(psychomotor agitation) Excessive motor activity that accompanies and is associated with a feeling of inner tension. The activity is usually nonproductive and repetitious and consists of such behavior as pacing, fidgeting, wringing of the hands, pulling of clothes, and inability to sit still.
a non-specific symptom of one or more physical or psychological processes in which vocal or motor behavior (screaming, shouting, complaining, moaning, cursing, pacing, fidgeting, wandering) pose risk or discomfort, become disruptive or unsafe, or interfere with the delivery of care in a particular environment.
Vocal or motor behavior (screaming, shouting, complaining, moaning, cursing, pacing, fidgeting, wandering, etc.) that is disruptive, unsafe, or interferes with the delivery of care in a particular environment. An abnormal behavior is considered agitation only if it poses risk or discomfort to the individual with Alzheimer’s or his/her caregiver. Agitation can be a nonspecific symptom of one or more physical or psychological problems (e.g., headache, depression).
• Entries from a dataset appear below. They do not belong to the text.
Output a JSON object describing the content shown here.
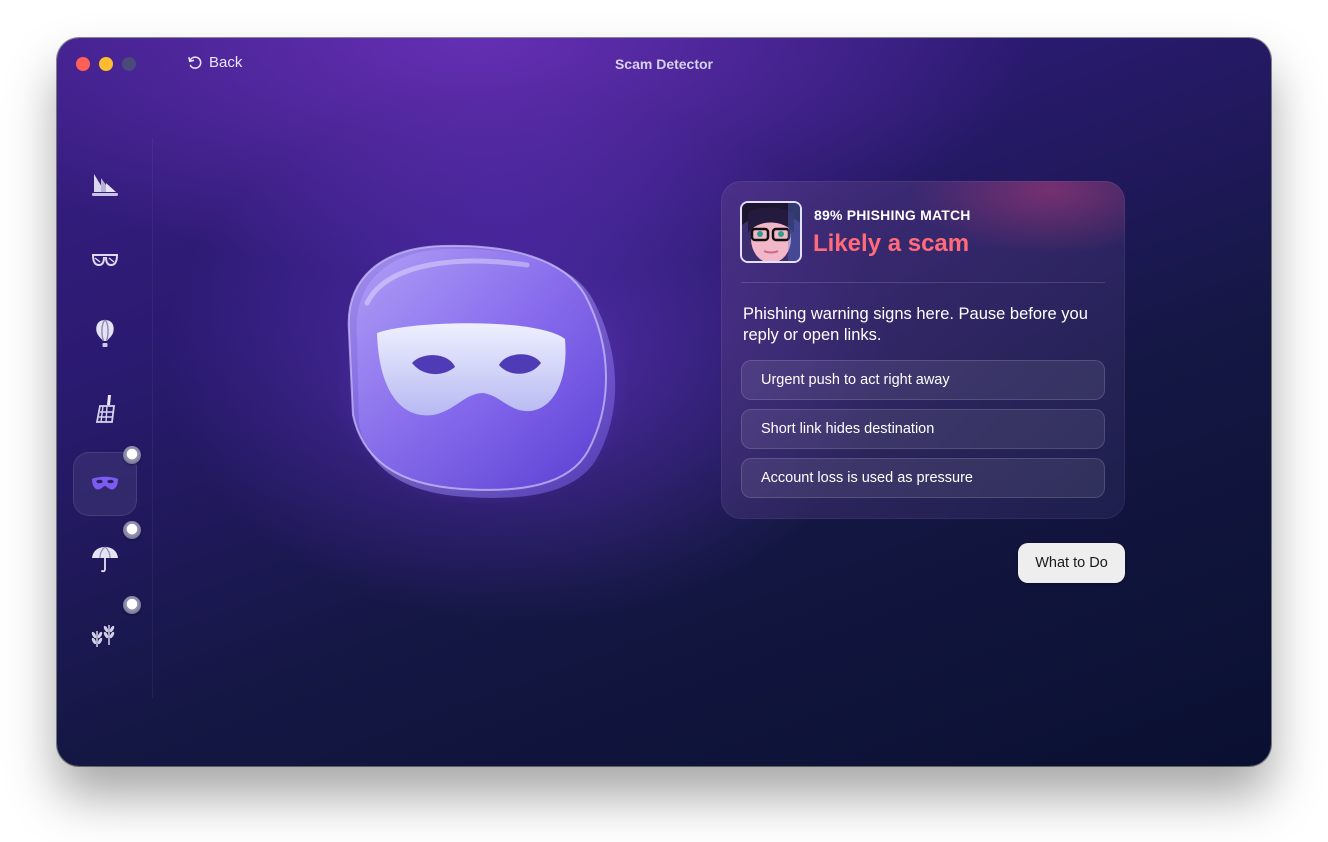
{
  "window": {
    "title": "Scam Detector"
  },
  "toolbar": {
    "back_label": "Back"
  },
  "sidebar": {
    "items": [
      {
        "icon": "sailboat-icon"
      },
      {
        "icon": "glasses-icon"
      },
      {
        "icon": "hot-air-balloon-icon"
      },
      {
        "icon": "paint-brush-icon"
      },
      {
        "icon": "mask-icon",
        "active": true,
        "badge": true
      },
      {
        "icon": "umbrella-icon",
        "badge": true
      },
      {
        "icon": "leaves-icon",
        "badge": true
      }
    ]
  },
  "result": {
    "match_label": "89% PHISHING MATCH",
    "verdict": "Likely a scam",
    "description": "Phishing warning signs here. Pause before you reply or open links.",
    "signs": [
      "Urgent push to act right away",
      "Short link hides destination",
      "Account loss is used as pressure"
    ]
  },
  "actions": {
    "what_to_do_label": "What to Do"
  },
  "colors": {
    "verdict": "#ff6b7a",
    "accent": "#6b4fe0"
  }
}
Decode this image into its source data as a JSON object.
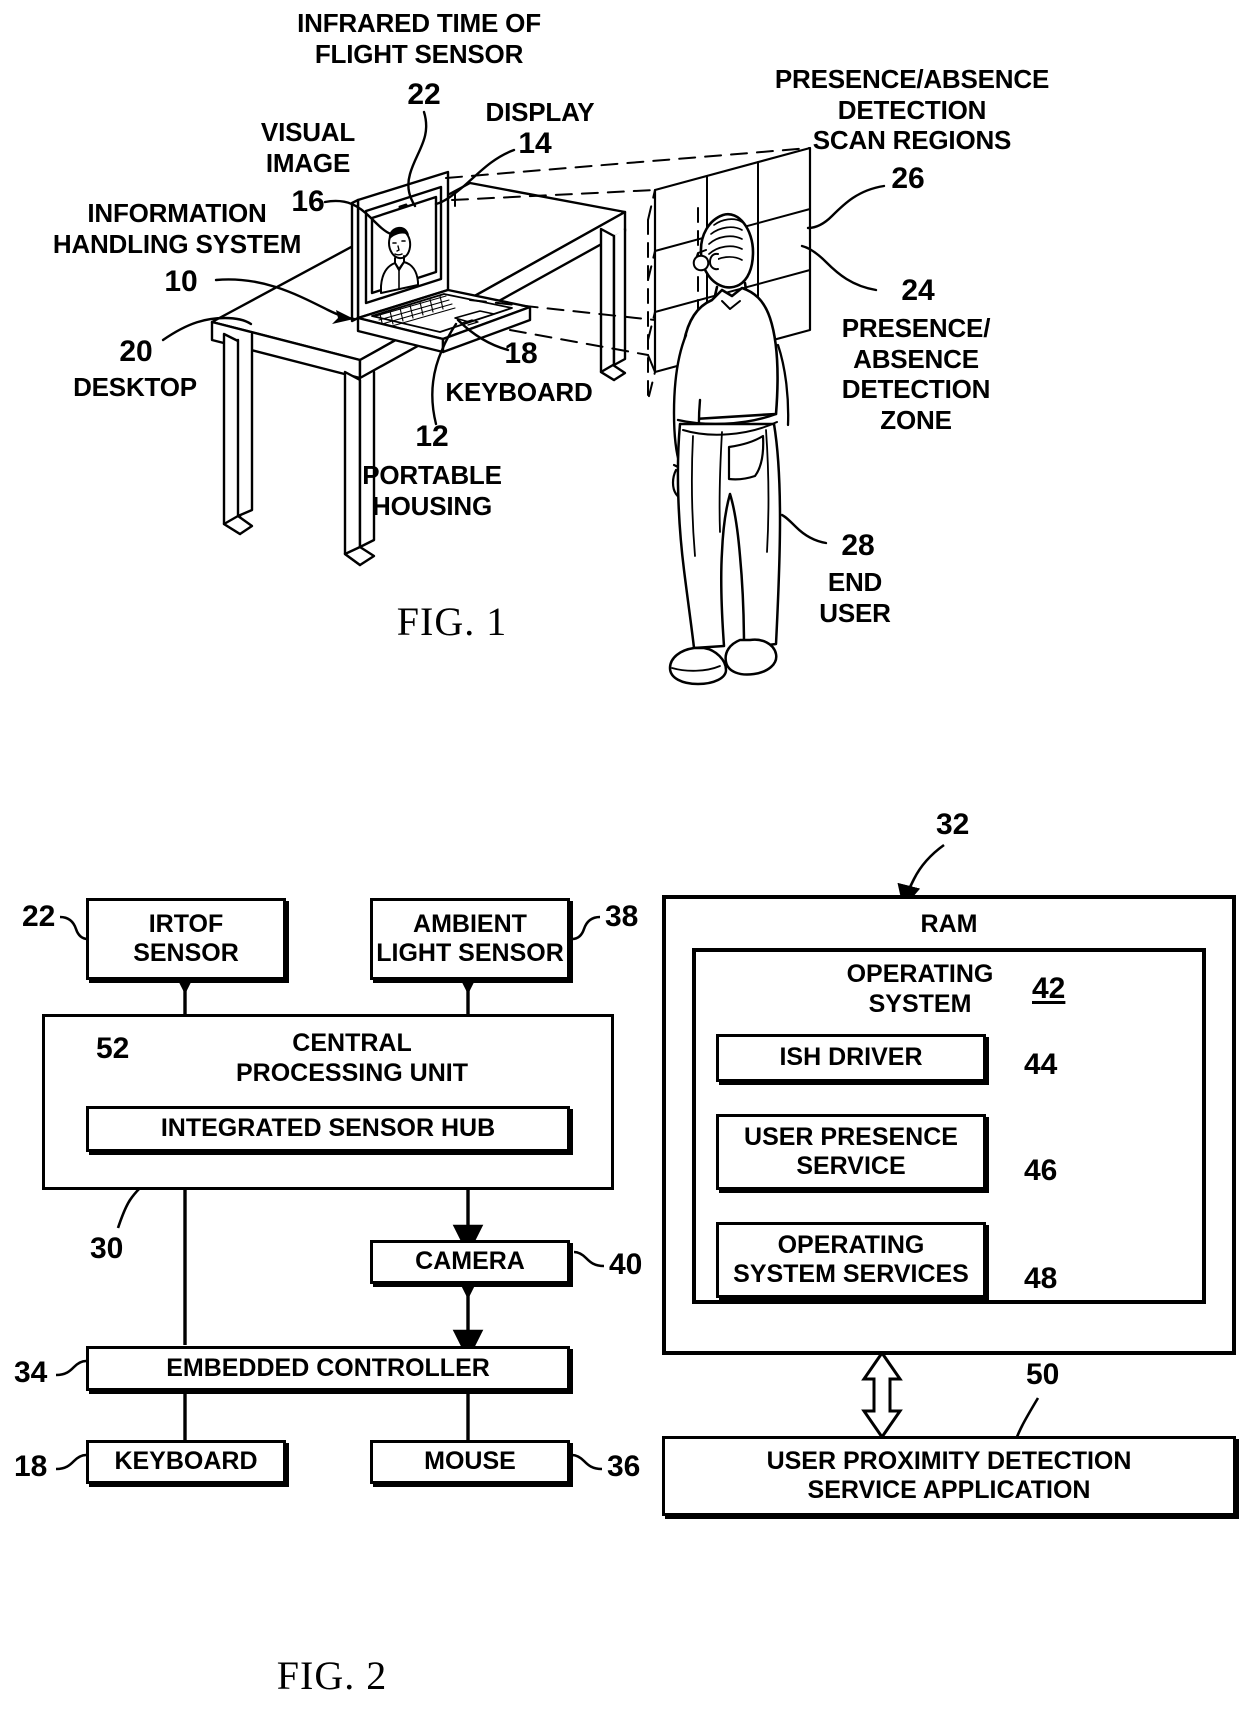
{
  "document": {
    "type": "patent-drawing-sheet",
    "figures": [
      "FIG. 1",
      "FIG. 2"
    ]
  },
  "fig1": {
    "title": "FIG. 1",
    "labels": {
      "irtof": "INFRARED TIME OF\nFLIGHT SENSOR",
      "irtof_num": "22",
      "display": "DISPLAY",
      "display_num": "14",
      "visual_image": "VISUAL\nIMAGE",
      "visual_image_num": "16",
      "information_handling_system": "INFORMATION\nHANDLING SYSTEM",
      "information_handling_system_num": "10",
      "desktop_num": "20",
      "desktop": "DESKTOP",
      "portable_housing_num": "12",
      "portable_housing": "PORTABLE\nHOUSING",
      "keyboard_num": "18",
      "keyboard": "KEYBOARD",
      "scan_regions": "PRESENCE/ABSENCE\nDETECTION\nSCAN REGIONS",
      "scan_regions_num": "26",
      "detection_zone_num": "24",
      "detection_zone": "PRESENCE/\nABSENCE\nDETECTION\nZONE",
      "end_user_num": "28",
      "end_user": "END\nUSER"
    }
  },
  "fig2": {
    "title": "FIG. 2",
    "blocks": {
      "irtof_sensor": {
        "label": "IRTOF\nSENSOR",
        "ref": "22"
      },
      "ambient_light_sensor": {
        "label": "AMBIENT\nLIGHT SENSOR",
        "ref": "38"
      },
      "cpu": {
        "label": "CENTRAL\nPROCESSING UNIT",
        "ref": "30"
      },
      "integrated_sensor_hub": {
        "label": "INTEGRATED SENSOR HUB",
        "ref": "52"
      },
      "camera": {
        "label": "CAMERA",
        "ref": "40"
      },
      "embedded_controller": {
        "label": "EMBEDDED CONTROLLER",
        "ref": "34"
      },
      "keyboard": {
        "label": "KEYBOARD",
        "ref": "18"
      },
      "mouse": {
        "label": "MOUSE",
        "ref": "36"
      },
      "ram": {
        "label": "RAM",
        "ref": "32"
      },
      "operating_system": {
        "label": "OPERATING\nSYSTEM",
        "ref": "42"
      },
      "ish_driver": {
        "label": "ISH DRIVER",
        "ref": "44"
      },
      "user_presence_service": {
        "label": "USER PRESENCE\nSERVICE",
        "ref": "46"
      },
      "operating_system_services": {
        "label": "OPERATING\nSYSTEM SERVICES",
        "ref": "48"
      },
      "user_proximity_detection_service_application": {
        "label": "USER PROXIMITY DETECTION\nSERVICE APPLICATION",
        "ref": "50"
      }
    }
  },
  "colors": {
    "ink": "#000000",
    "paper": "#ffffff"
  }
}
Keeping a chemical moving: Agitation helps to speed-up and achieve an even development while processing film or paper. It also prevents spotting or staining by keeping the developer, stop bath, or fixer in motion.